Unknown to the pessimistic reporter, deep underground, four of the missing had made it through the submerged tunnels onto higher ground, where they were now drifting in and out of consciousness due to the foul air.

As the water level dropped slowly, men in the Thornley pit went “jowling” in search of survivors – they banged hammers on the pit wall and then waited in silence for a reply.

The jowling awoke John Smith from his haze. He checked the two men beside him – Bell and Hall – but they had died, and Rogan was “out of his senses and raving, the gas having upset his reason”. Perhaps having been entombed underground, shivering and half-suffocated, for 54 hours, and facing a long, lingering death in the dark, with only two deceased marras for company, he was a trifle upset…

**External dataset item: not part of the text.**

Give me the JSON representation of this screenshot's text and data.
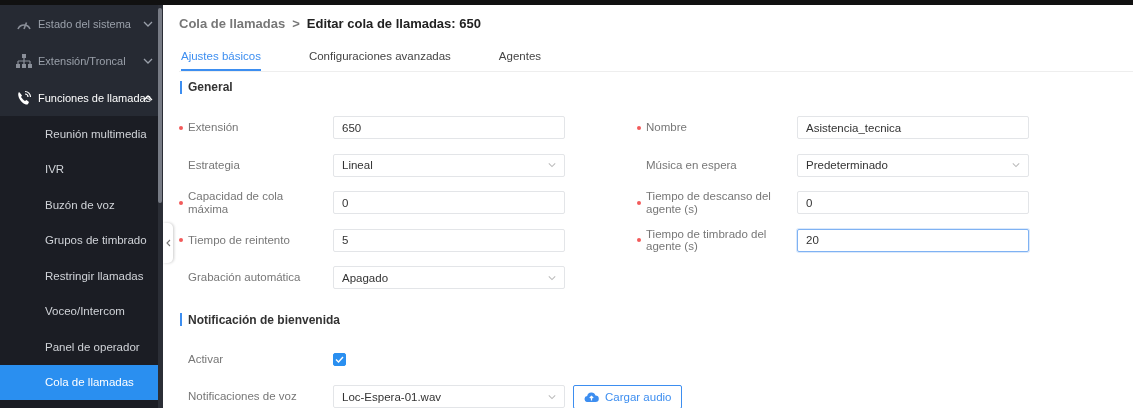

As the jowlers neared, Smith grabbed Rogan’s hand and dived beneath the black water. The jowlers on the other side joined hands and spread out underwater, desperate to feel a fingertip in the floodwater.

On the second plunge, they were successful, and hauled the two men out.

“On the news reaching the bank that some of the men had actually been rescued, every man, woman, and child who could by any possible means get away from whatever they were engaged with hurried to the pit shaft, where a scene that beggars description ensued,” said The Times.

However, five men were dead. Immediately, the miners at Wheatley Hill and Thornley went on strike, blaming management for the disaster. An inquest was held in front of “a respectable jury” which concluded that the deaths were caused by the gross negligence of head viewer William Spencer, resident viewer William Hays and overman Thomas Watson.

The jury said that the managers did “kill and slay the five deceased by neglecting to put in proper bore holes for the safe working of the mine”, and the three were sent to face manslaughter charges at Durham Spring Assizes.

The judge, Baron Martin, dismissed the charges, saying that the experienced hewers who caused the inundation were as culpable as the mine managers.